Bismuth Oxide Specifications

Bismuth Trioxide (Bi2O3)

Historical Background

Bismuth was probably used as a beauty care product during antiquity. Also, traces of bismuth can be found in Greek and Roman coins.

In the late middle ages and early renaissance, Europeans started using bismuth in paints, or in alloys for dishes, trays, and containers for the preservation of wine. Since it enhanced castability and wear resistance of type-print, bismuth brought a definite improvement to the emerging art of printing. (Around the same time, a knife was forged in Machu Picchu that contained 18% bismuth—suggesting parallel metalworking development in the New World).

In the following centuries, bismuth’s properties continued to be little understood, but with the Age of Reason came increasing scientific investigation, and increasing understanding of the metal and its derivatives. Bismuth is fairly unique among the heavy metals, as it is considered safe, non-carcinogenic and non-toxic.

Bismuth Trioxide

Two significant crystalline forms of bismuth trioxide are known.
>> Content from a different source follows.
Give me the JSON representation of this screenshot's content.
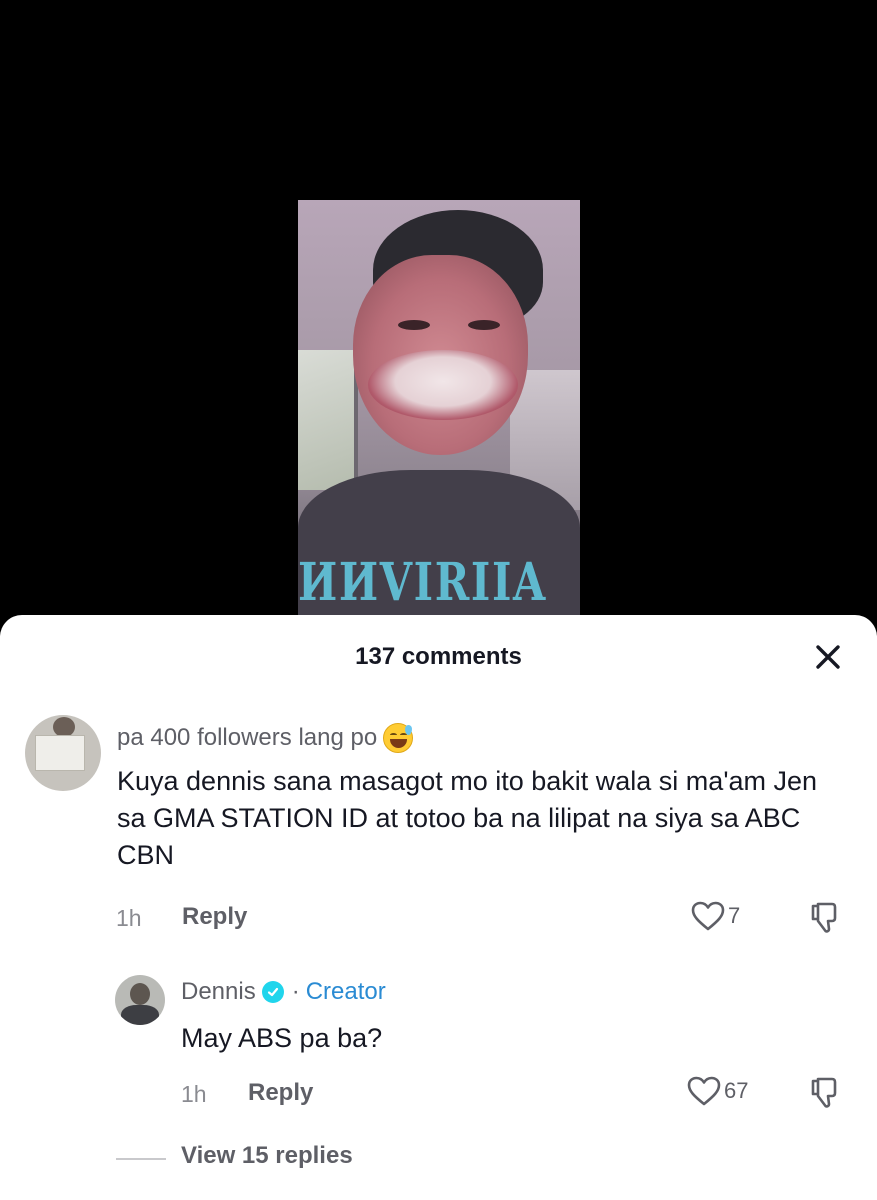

The first is monoclinic and is stable between 25 and 710 degrees centigrade. It is pale yellow, a solid with a density of about 9.32 grams per cubic centimeter. Above 710 degrees, the material takes on its second form, which is pseudocubic, bright yellow to deep orange with a density of 9.04 grams per cubic centimeter. This latter form is prepared by introducing oxygen at 800 degrees, melts at 820 degrees and is stable to about 1750 degrees. Impurities are sometimes introduced, in the cubic form, as silicon is retained.

Bismuth trioxide can be prepared in one of several ways. Oxygenation of bismuth metal at 750 to 800 degrees; thermal decomposition of other compounds containing bismuth; and precipitation of a hydrated oxide in a bismuth salt solution.

Bismuth trioxide is insoluble in water. It dissolves in acids to form salts. It can form any number of different oxides when combined with oxides of calcium, cadmium, lead, barium and other elements.

Inclusions of bismuth trioxide lower the processing temperature of ceramics from a typical 1400°C to around 1000°C. Aside from easier handling and energy savings, the lower temperatures allow the use of cheaper components. Typical of the world of electronics, the range of applications continues to grow, pointing to uses in ceramics, electronics and “warm” superconductors.

If you believe you have a use for bismuth trioxide, contact us. We will be happy to discuss and help you implement your application.